For some 20+ years we both used to dance and play the concertina for Fenstanton Morris, I did a lot of dance teaching too … but then I departed for Canada, life moved on and the birds moved in. On May 4 we were having a short vacation in England and visiting some old friends from those days who arranged for us to spend a happy evening catching up and doing some clumsy dancing (one gets stiff without regular practice). I used to be a good bit fitter when I did this every week and my hair was less white too so now, instead of capering I write about capering.
I know most of my Canadian friends have only the faintest, haziest idea of what English traditional dance forms are all about so, in the spirit of cultural enlightenment, here are a collection of photographs taken that evening together with four videos of the side performing. If anyone wants copies of any of this, just get in touch.
Four videos of Fenstanton Morris are below followed by a set of photographs:
…. and here are the photographs. Click any thumbnail to open a gallery at full size.
I got myself involved in organising the town’s Earth Day events this year … and it has gone very successfully. We based ourselves in the Red barn near the lakeshore, the sun shone, free trees given away by the town for gardens got people out (lines were forming shortly after 8:30am to claim the best) in droves. There were information tables from local environmental and conservation groups such as Bird Protection Quebec, the Garden at Fritz, the Green Coalition and several others and well attended illustrated talks were given on home composting, native trees and wildlife in the town. At the end there was an official launch of the town’s new programme for collecting green waste and diverting it from the landfill (another initiative that has involved me as chair of the environment committee).

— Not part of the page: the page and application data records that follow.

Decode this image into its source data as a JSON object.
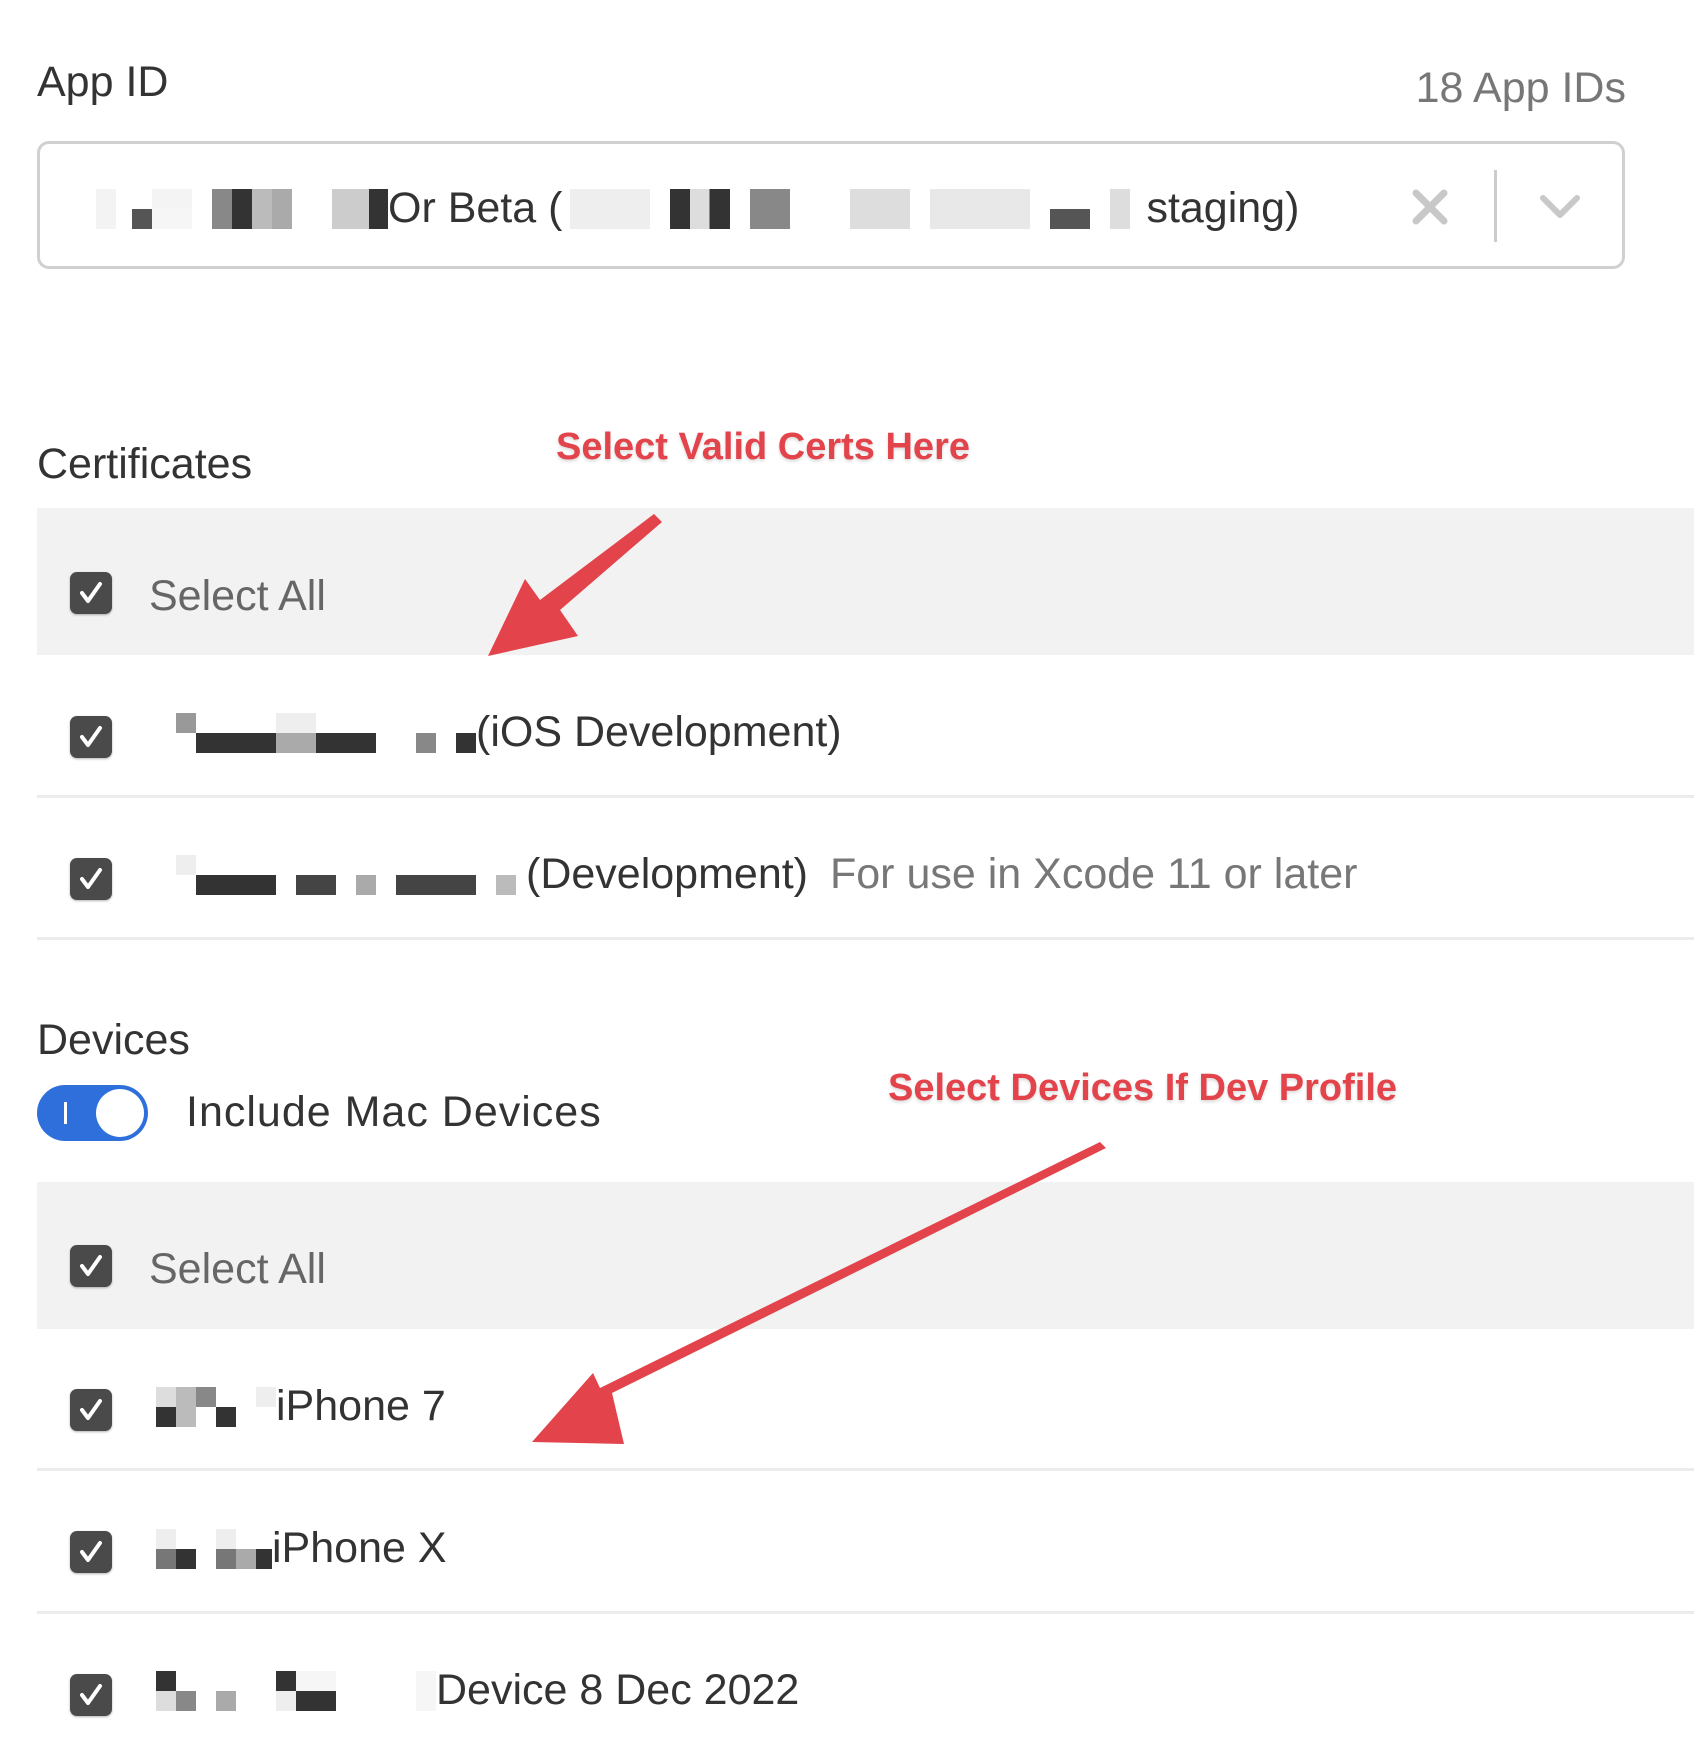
{
  "app_id": {
    "label": "App ID",
    "count": "18 App IDs",
    "selected_value_visible_parts": [
      "Or Beta (",
      "staging)"
    ],
    "clear_icon": "close-icon",
    "dropdown_icon": "chevron-down-icon"
  },
  "certificates": {
    "label": "Certificates",
    "select_all_label": "Select All",
    "select_all_checked": true,
    "items": [
      {
        "name_suffix": "(iOS Development)",
        "note": "",
        "checked": true
      },
      {
        "name_suffix": "(Development)",
        "note": "For use in Xcode 11 or later",
        "checked": true
      }
    ]
  },
  "devices": {
    "label": "Devices",
    "include_mac_label": "Include Mac Devices",
    "include_mac_on": true,
    "select_all_label": "Select All",
    "select_all_checked": true,
    "items": [
      {
        "name_suffix": "iPhone 7",
        "checked": true
      },
      {
        "name_suffix": "iPhone X",
        "checked": true
      },
      {
        "name_suffix": "Device 8 Dec 2022",
        "checked": true
      }
    ]
  },
  "annotations": {
    "certs": "Select Valid Certs Here",
    "devices": "Select Devices If Dev Profile",
    "color": "#e3434b"
  }
}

Very successful – and the sun shone too.
(click on any thumbnail below to view the pictures at full size)